→ Work instruction
Show each line from the records below in which the word "icon" occurs.

→ Material supplied
▬▬▬▬▬▬▬▬▬▬
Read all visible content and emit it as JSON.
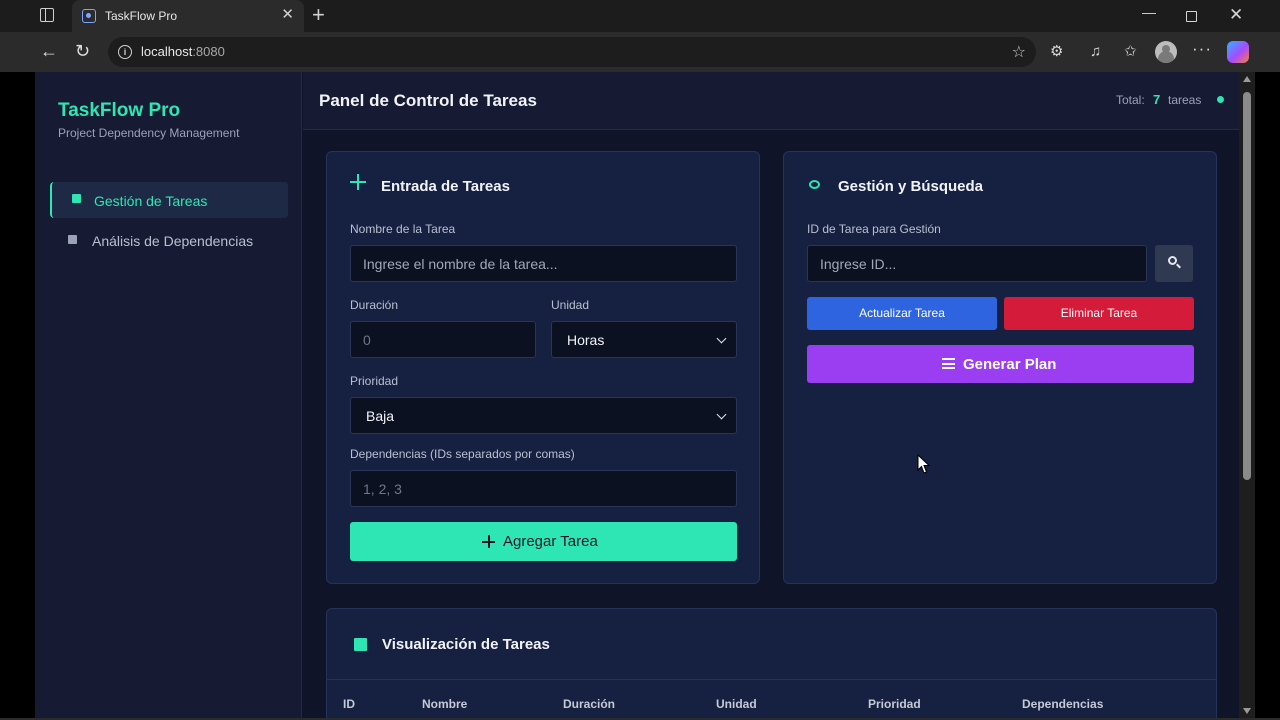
{
  "browser": {
    "tab_title": "TaskFlow Pro",
    "url_host": "localhost",
    "url_port": ":8080"
  },
  "sidebar": {
    "brand": "TaskFlow Pro",
    "subtitle": "Project Dependency Management",
    "items": [
      {
        "label": "Gestión de Tareas",
        "active": true,
        "icon": "briefcase-icon"
      },
      {
        "label": "Análisis de Dependencias",
        "active": false,
        "icon": "shield-icon"
      }
    ]
  },
  "header": {
    "title": "Panel de Control de Tareas",
    "total_label": "Total:",
    "total_count": "7",
    "total_unit": "tareas",
    "status_color": "#2ee6b3"
  },
  "entry": {
    "title": "Entrada de Tareas",
    "name_label": "Nombre de la Tarea",
    "name_placeholder": "Ingrese el nombre de la tarea...",
    "duration_label": "Duración",
    "duration_placeholder": "0",
    "unit_label": "Unidad",
    "unit_value": "Horas",
    "priority_label": "Prioridad",
    "priority_value": "Baja",
    "deps_label": "Dependencias (IDs separados por comas)",
    "deps_placeholder": "1, 2, 3",
    "add_button": "Agregar Tarea"
  },
  "manage": {
    "title": "Gestión y Búsqueda",
    "id_label": "ID de Tarea para Gestión",
    "id_placeholder": "Ingrese ID...",
    "update_button": "Actualizar Tarea",
    "delete_button": "Eliminar Tarea",
    "plan_button": "Generar Plan"
  },
  "visualization": {
    "title": "Visualización de Tareas",
    "columns": [
      "ID",
      "Nombre",
      "Duración",
      "Unidad",
      "Prioridad",
      "Dependencias"
    ]
  },
  "colors": {
    "accent": "#2ee6b3",
    "update": "#2f64e0",
    "delete": "#d41b3a",
    "plan": "#9b3df0"
  }
}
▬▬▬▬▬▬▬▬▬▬
→ Reply
        "icon": "briefcase-icon"
        "icon": "shield-icon"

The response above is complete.